For the copy, please give all of the data again exactly and leave the pictures out.

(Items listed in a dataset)
-------------------------

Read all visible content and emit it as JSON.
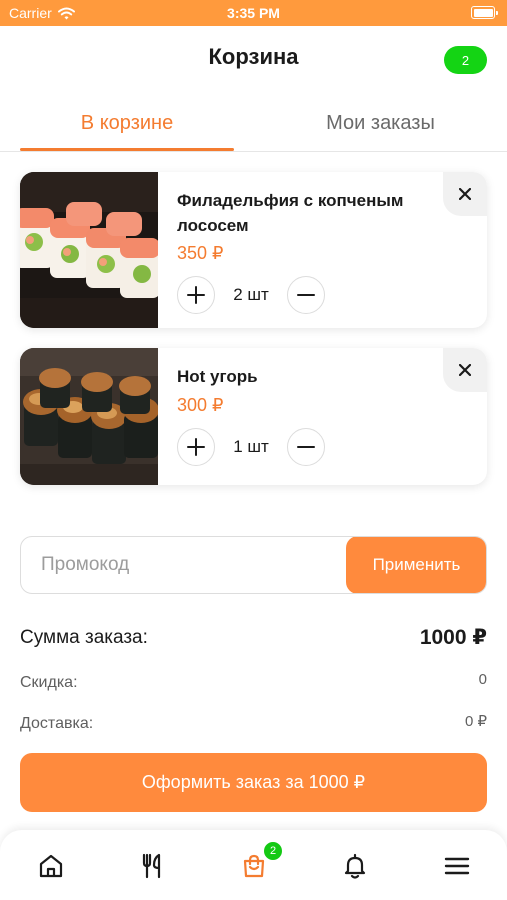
{
  "status_bar": {
    "carrier": "Carrier",
    "time": "3:35 PM"
  },
  "header": {
    "title": "Корзина",
    "badge_count": "2"
  },
  "tabs": [
    {
      "label": "В корзине",
      "active": true
    },
    {
      "label": "Мои заказы",
      "active": false
    }
  ],
  "cart_items": [
    {
      "name": "Филадельфия с копченым лососем",
      "price": "350 ₽",
      "quantity": "2 шт"
    },
    {
      "name": "Hot угорь",
      "price": "300 ₽",
      "quantity": "1 шт"
    }
  ],
  "promo": {
    "placeholder": "Промокод",
    "value": "",
    "apply_label": "Применить"
  },
  "summary": {
    "total_label": "Сумма заказа:",
    "total_value": "1000 ₽",
    "discount_label": "Скидка:",
    "discount_value": "0",
    "delivery_label": "Доставка:",
    "delivery_value": "0 ₽"
  },
  "checkout_label": "Оформить заказ за 1000 ₽",
  "bottom_nav": {
    "items": [
      {
        "icon": "home-icon",
        "active": false
      },
      {
        "icon": "fork-knife-icon",
        "active": false
      },
      {
        "icon": "shopping-bag-icon",
        "active": true
      },
      {
        "icon": "bell-icon",
        "active": false
      },
      {
        "icon": "hamburger-menu-icon",
        "active": false
      }
    ],
    "cart_badge": "2"
  },
  "colors": {
    "accent": "#f47c30",
    "button": "#ff8a3d",
    "status_bar": "#ff9a3d",
    "badge_green": "#14d414"
  }
}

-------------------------

◆ Final answer
Read all visible content and emit it as JSON.
{
  "status_bar": {
    "carrier": "Carrier",
    "time": "3:35 PM"
  },
  "header": {
    "title": "Корзина",
    "badge_count": "2"
  },
  "tabs": [
    {
      "label": "В корзине",
      "active": true
    },
    {
      "label": "Мои заказы",
      "active": false
    }
  ],
  "cart_items": [
    {
      "name": "Филадельфия с копченым лососем",
      "price": "350 ₽",
      "quantity": "2 шт"
    },
    {
      "name": "Hot угорь",
      "price": "300 ₽",
      "quantity": "1 шт"
    }
  ],
  "promo": {
    "placeholder": "Промокод",
    "value": "",
    "apply_label": "Применить"
  },
  "summary": {
    "total_label": "Сумма заказа:",
    "total_value": "1000 ₽",
    "discount_label": "Скидка:",
    "discount_value": "0",
    "delivery_label": "Доставка:",
    "delivery_value": "0 ₽"
  },
  "checkout_label": "Оформить заказ за 1000 ₽",
  "bottom_nav": {
    "items": [
      {
        "icon": "home-icon",
        "active": false
      },
      {
        "icon": "fork-knife-icon",
        "active": false
      },
      {
        "icon": "shopping-bag-icon",
        "active": true
      },
      {
        "icon": "bell-icon",
        "active": false
      },
      {
        "icon": "hamburger-menu-icon",
        "active": false
      }
    ],
    "cart_badge": "2"
  },
  "colors": {
    "accent": "#f47c30",
    "button": "#ff8a3d",
    "status_bar": "#ff9a3d",
    "badge_green": "#14d414"
  }
}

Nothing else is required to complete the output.